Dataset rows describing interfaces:
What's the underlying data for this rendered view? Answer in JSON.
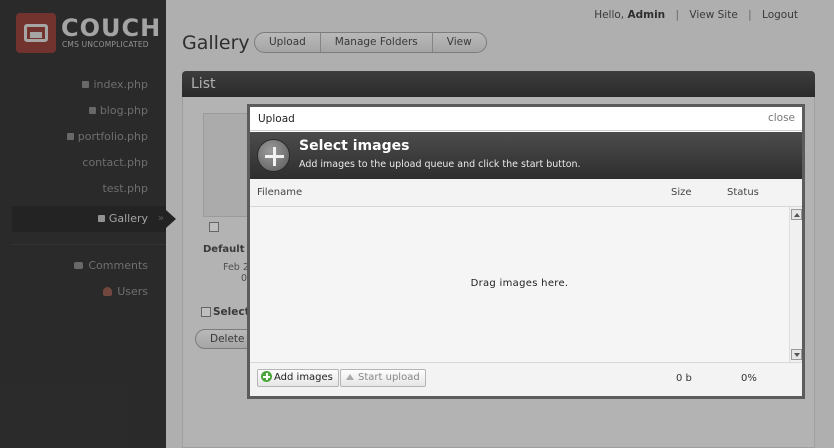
{
  "logo": {
    "name": "COUCH",
    "tagline": "CMS UNCOMPLICATED"
  },
  "sidebar": {
    "items": [
      {
        "label": "index.php"
      },
      {
        "label": "blog.php"
      },
      {
        "label": "portfolio.php"
      },
      {
        "label": "contact.php"
      },
      {
        "label": "test.php"
      },
      {
        "label": "Gallery",
        "active": true
      }
    ],
    "extra": [
      {
        "label": "Comments"
      },
      {
        "label": "Users"
      }
    ]
  },
  "topbar": {
    "greeting": "Hello,",
    "user": "Admin",
    "view_site": "View Site",
    "logout": "Logout"
  },
  "page": {
    "title": "Gallery",
    "buttons": [
      "Upload",
      "Manage Folders",
      "View"
    ],
    "list_title": "List",
    "item_title": "Default pa",
    "item_date": "Feb 2",
    "item_extra": "0",
    "select_all": "Select",
    "delete_btn": "Delete S"
  },
  "modal": {
    "title": "Upload",
    "close": "close",
    "heading": "Select images",
    "subheading": "Add images to the upload queue and click the start button.",
    "columns": {
      "filename": "Filename",
      "size": "Size",
      "status": "Status"
    },
    "drop_text": "Drag images here.",
    "add_button": "Add images",
    "start_button": "Start upload",
    "total_size": "0 b",
    "total_status": "0%"
  }
}
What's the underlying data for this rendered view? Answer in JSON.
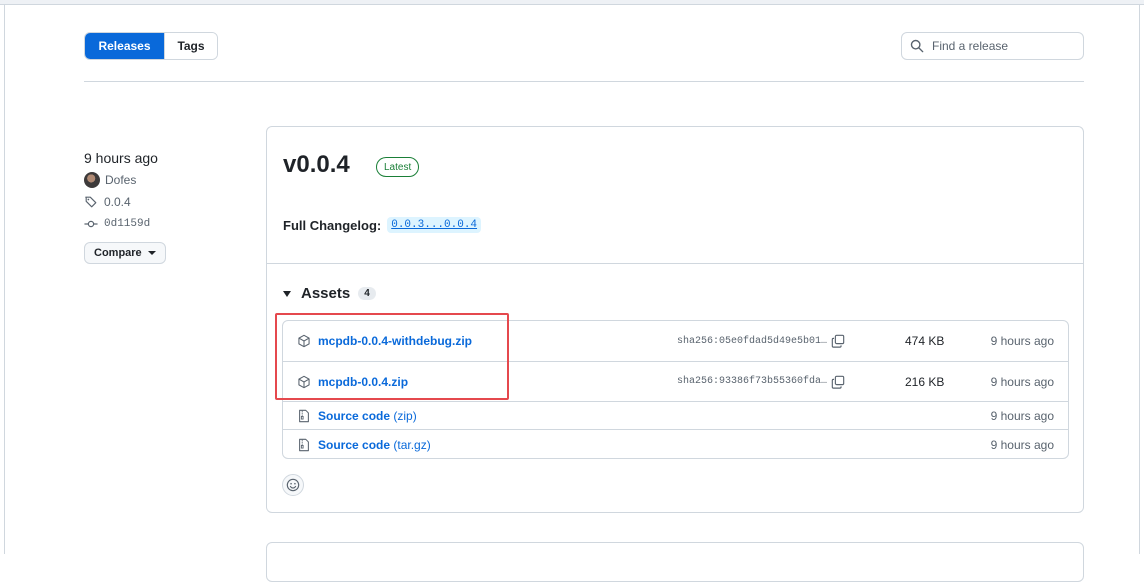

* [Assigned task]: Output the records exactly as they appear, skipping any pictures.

* [Solution to the exercise]:
What's the underlying data for this rendered view? Answer in JSON.
{
  "logo": {
    "name": "COUCH",
    "tagline": "CMS UNCOMPLICATED"
  },
  "sidebar": {
    "items": [
      {
        "label": "index.php"
      },
      {
        "label": "blog.php"
      },
      {
        "label": "portfolio.php"
      },
      {
        "label": "contact.php"
      },
      {
        "label": "test.php"
      },
      {
        "label": "Gallery",
        "active": true
      }
    ],
    "extra": [
      {
        "label": "Comments"
      },
      {
        "label": "Users"
      }
    ]
  },
  "topbar": {
    "greeting": "Hello,",
    "user": "Admin",
    "view_site": "View Site",
    "logout": "Logout"
  },
  "page": {
    "title": "Gallery",
    "buttons": [
      "Upload",
      "Manage Folders",
      "View"
    ],
    "list_title": "List",
    "item_title": "Default pa",
    "item_date": "Feb 2",
    "item_extra": "0",
    "select_all": "Select",
    "delete_btn": "Delete S"
  },
  "modal": {
    "title": "Upload",
    "close": "close",
    "heading": "Select images",
    "subheading": "Add images to the upload queue and click the start button.",
    "columns": {
      "filename": "Filename",
      "size": "Size",
      "status": "Status"
    },
    "drop_text": "Drag images here.",
    "add_button": "Add images",
    "start_button": "Start upload",
    "total_size": "0 b",
    "total_status": "0%"
  }
}
What's the underlying data for this rendered view? Answer in JSON.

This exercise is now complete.